Not many engineers would think of computation fluid dynamics as an easy discipline. In fact, some of the analysts who work on the toughest flow and heat transfer problems do little else. But does CFD have to be as specialized as it's become? The engineers and software developers at Blue Ridge Numerics don't think so.
"We've focused our efforts on making CFD more acceptable to the masses," says Ed Williams, the company's president and cofounder. Over the past five years, Williams and his team at Blue Ridge have created a new kind of CFD software that addresses the needs of non-specialist design engineers who want to run flow or thermal analyses early in the design process.
Called CFdesign, the software takes much of the sting out of CFD set-up. For one thing, it closely integrates with the geometry kernel of existing CAD systems, using native CAD data as the basis for the simulations. For another, it maintains an associative relationship with the CAD system, so that changes made to the model are reflected in the simulation's mesh and boundary conditions.
CFdesign also automates some of the tasks usually left to the discretion of an experienced analyst. For example, it generates a suitable mesh without user input. "The design engineer doesn't want to know about meshing," says Len Whitehead, Blue Ridge's director of operations. Or to take another important example, CFdesign has automatic convergence algorithms that decide when the analysis has run its course. "The software tells you when the analysis is finished," he says.
CFdesign gives design engineers a tool for evaluating flow and heat transfer problems early in the design process. Applications include a variety of pump and automotive components like the manifold shown here. Electronics packaging uses are also popular.
Best of all, engineers interact with the software "in their own language," says Rita Schnipke, Blue Ridge Numerics' cofounder and chief technology officer. Rather than specialized fluid dynamics inputs, engineers work with familiar engineering units. Thus, the software asks for inputs like GPM and PSI rather than Reynolds numbers and accelerators.
Finally, the software includes a design communication and review tool that allow engineers to view simulation results dynamically and in any cutting plane they choose. They can also share the results of their work as an HTML report for easy viewing by audiences that may lack CFD and CAD software.
The whole analysis process can take just a few minutes for a single iteration.

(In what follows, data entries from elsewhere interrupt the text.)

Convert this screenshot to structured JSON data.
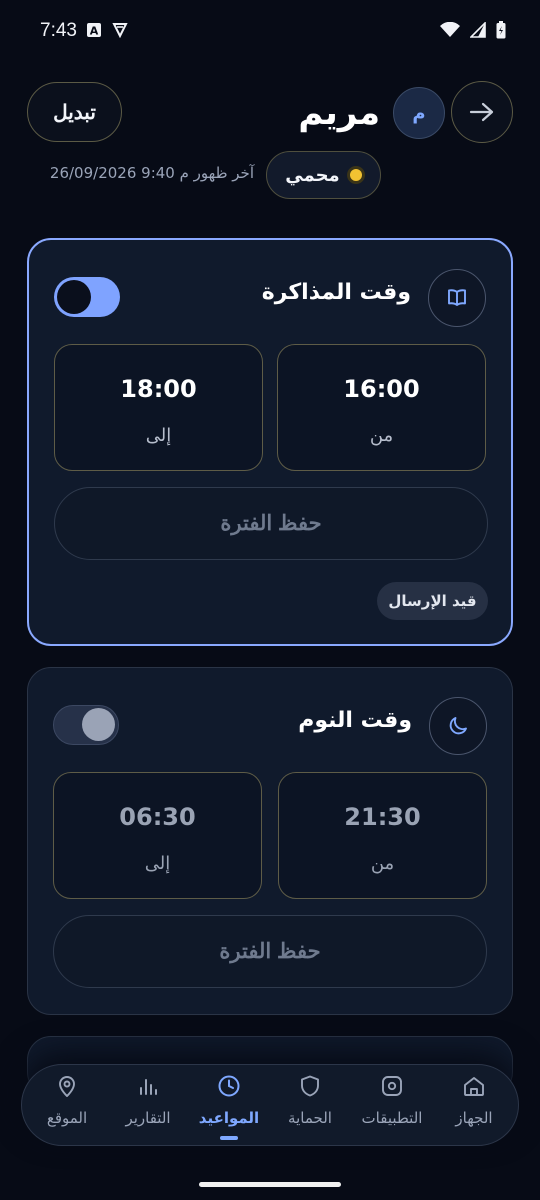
{
  "status_bar": {
    "time": "7:43"
  },
  "header": {
    "switch_label": "تبديل",
    "child_name": "مريم",
    "avatar_letter": "م",
    "status_label": "محمي",
    "last_seen": "آخر ظهور م 9:40 26/09/2026"
  },
  "schedules": [
    {
      "title": "وقت المذاكرة",
      "icon": "book-icon",
      "enabled": true,
      "from_value": "16:00",
      "from_label": "من",
      "to_value": "18:00",
      "to_label": "إلى",
      "save_label": "حفظ الفترة",
      "badge": "قيد الإرسال"
    },
    {
      "title": "وقت النوم",
      "icon": "moon-icon",
      "enabled": false,
      "from_value": "21:30",
      "from_label": "من",
      "to_value": "06:30",
      "to_label": "إلى",
      "save_label": "حفظ الفترة"
    }
  ],
  "nav": {
    "active": "المواعيد",
    "items": [
      {
        "label": "الجهاز",
        "icon": "home-icon"
      },
      {
        "label": "التطبيقات",
        "icon": "apps-icon"
      },
      {
        "label": "الحماية",
        "icon": "shield-icon"
      },
      {
        "label": "المواعيد",
        "icon": "clock-icon"
      },
      {
        "label": "التقارير",
        "icon": "chart-icon"
      },
      {
        "label": "الموقع",
        "icon": "location-icon"
      }
    ]
  },
  "colors": {
    "background": "#070b16",
    "card": "#101a2c",
    "accent": "#7fa8ff",
    "status_dot": "#f1c232"
  }
}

In a recent demo on a notebook PC, Whitehead ran through the analysis of a fan blade in a sheet-metal housing in less than six minutes.
Despite its emphasis on ease-of-use, Blue Ridge didn't skimp on the physics. According to Schnipke, a PhD engineer who has contributed to more than 30 CFD codes over the course of her career, the software uses the same Navier-Stokes equations as other analysis software. She goes on to describe Blue Ridge's finite element solver as a finite element code that makes use of some finite volume tricks. "The truth is, we can model most anything that flows," she says.
That long list includes creeping to supersonic fluid flows. It includes compressible liquids. It includes a wide variety of heat transfer simulations, among them Joule heating. It includes electrical potential problems, such as current flow and voltage drop. Finally, it includes an expanding variety of motion problems—in which a solid object moves through a fluid. "This is not CFD for dummies," Schnipke says.
And one look at the company's growing roster of users backs her up. Customers include well-known OEMs such as Canon, Mitsubishi, Motorola, Hitachi, and Phillips. Applications have included medical imaging equipment, automotive systems, pumps, turbines, compressors, packaging equipment, HVAC systems, plumbing fixtures, and more. And it's started to make a mark in racing. Richard Childress Racing uses it. And so does Trek, the company that makes Lance Armstrong's bikes.
"It's really a diverse group of companies and applications," says Williams. And he predicts that the list of users will continue to grow at a rapid clip. "Wherever you have heat transfer or fluid flow problems, our chances are good," he says.
See more information including demos of CFdesign.